Posted by: oj at September 1, 2005 8:36 PM


I'm not sure "Third Way" is the correct designation, though. All of those ideas are to the right of the status quo and are essentially reliant on free-market principles. Even the purist libertarians who complain about the Bush administration frequently fail to see that we're at least moving things in their direction.

Posted by: Matt Murphy at September 2, 2005 4:37 AM


Yes, the Third Way moves the Left to the Right of the New Deal/Great Society status quo and requires the Right to recognize they can't go back to the pre-New Deal. Libertarians can never accept it because of the mandates.

Posted by: oj at September 2, 2005 6:56 AM

If Reagan falls within your definition of the Third Way, then fine. You're saying more or less the same thing I mean when I say that modern conservatism envelopes the entire range of late 19th and early 20th century politics. Once we marginalize the socialists, we can start to fight amongst ourselves, where the interesting questions are.

Nonetheless, the term "Third Way" is what socialists are now calling socialism. No conservative uses that term.

Posted by: David Cohen at September 2, 2005 9:37 AM

No, Reagan was basically a New Dealer as president. He was too much a child of the Depression to really challenge the traditional welfare state.

Yes, conservatives make up other names for it, but it's still just the Third Way--a welfare safety net by capitalist means.

Posted by: oj at September 2, 2005 9:55 AM

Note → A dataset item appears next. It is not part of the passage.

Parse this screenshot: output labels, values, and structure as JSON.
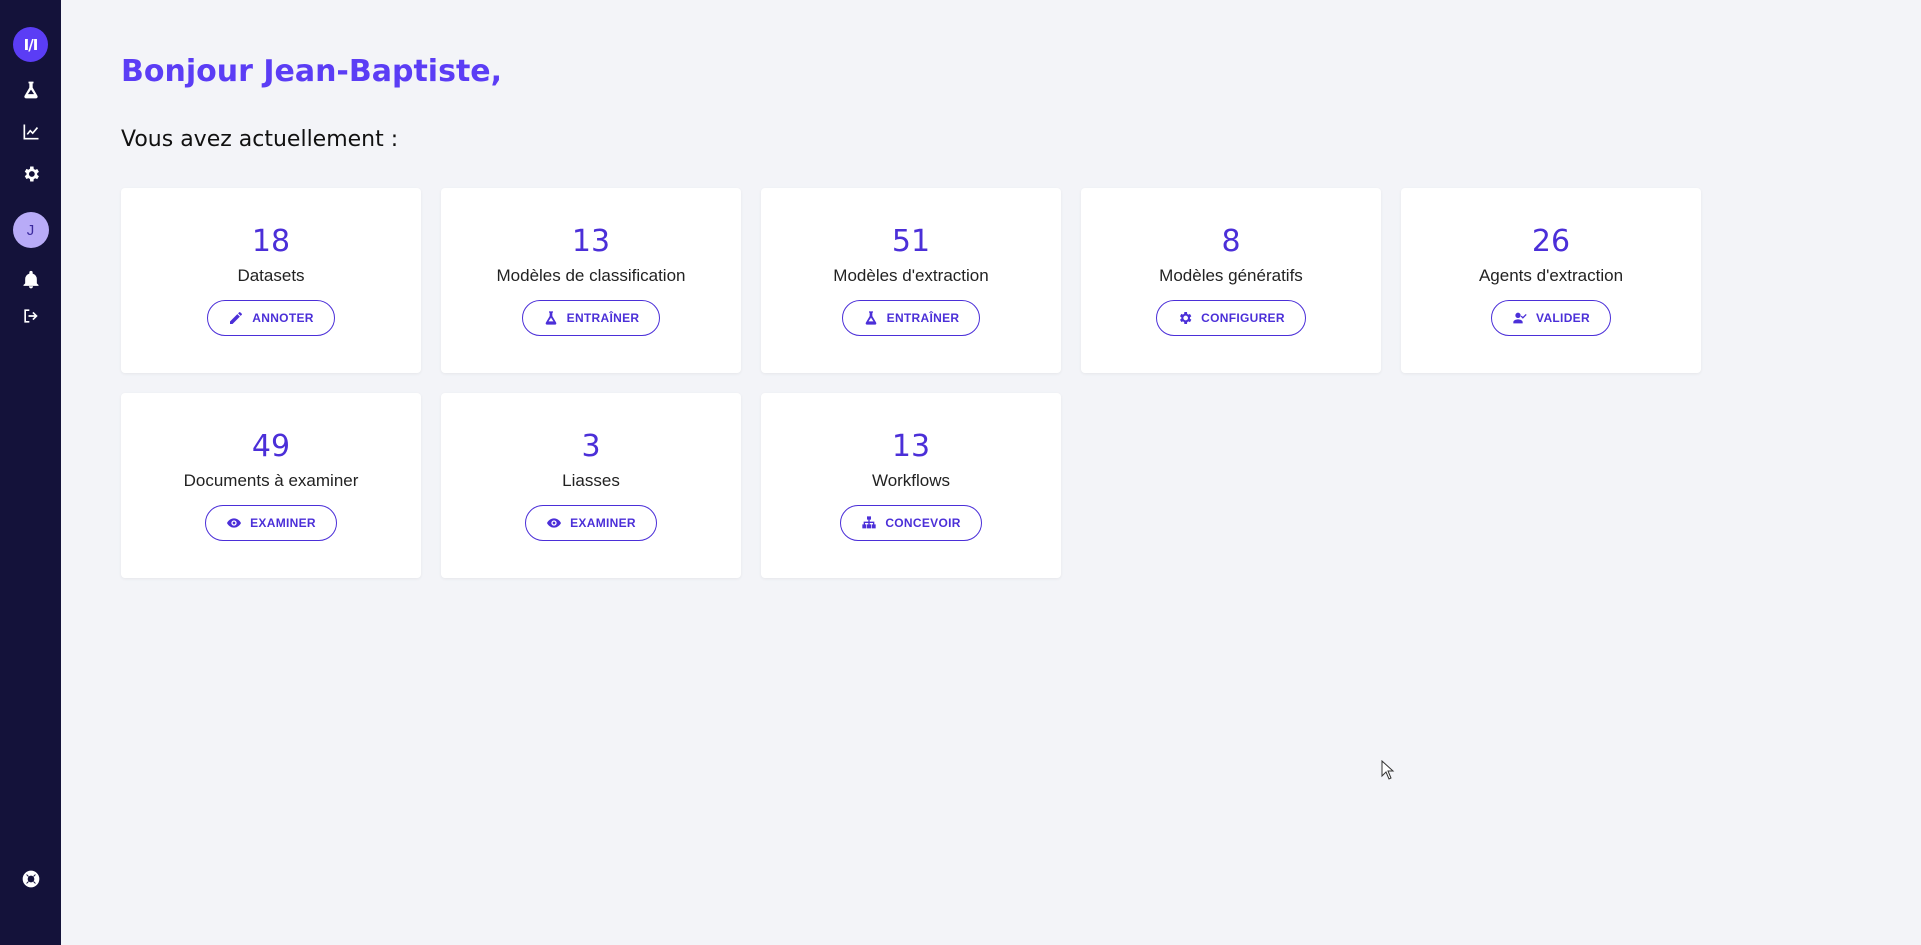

That's not a difference you can split, oj. There is no such thing, in the long run, as a welfare state by capitalist means. Sooner or later the welfare state will win, and both right and left know this. There is no significant question to which Bill Clinton is the answer. The only one who believes otherwise is you.

Posted by: joe shropshire at September 2, 2005 1:12 PM


No, you misunderstand. The issue has already been decided--democratic peoples demand a welfare state. The question that remains is whether it should be structured along the statist lines that have prevailed since its inception, with a central government controlling every aspect of it and doling out the checks, or whether that system can and should be replaced by a series of mandates and a loose framework, which requires individuals to essentially fund their own welfare net. So, for instance, no one proposes that Social Security be done away with and that we return to the 20s. But the Third Way suggests that individuals could fund and control their own accounts within uniform parameters established by the federal government. Other states are more advanced than we in this regard, but it seems reasonably likely that this is where we're headed. As you and David point out, this could easily be considered just another form of socialism. It's also the most extreme Rightwards shift that any conservative party anywhere proposes.

Posted by: oj at September 2, 2005 2:00 PM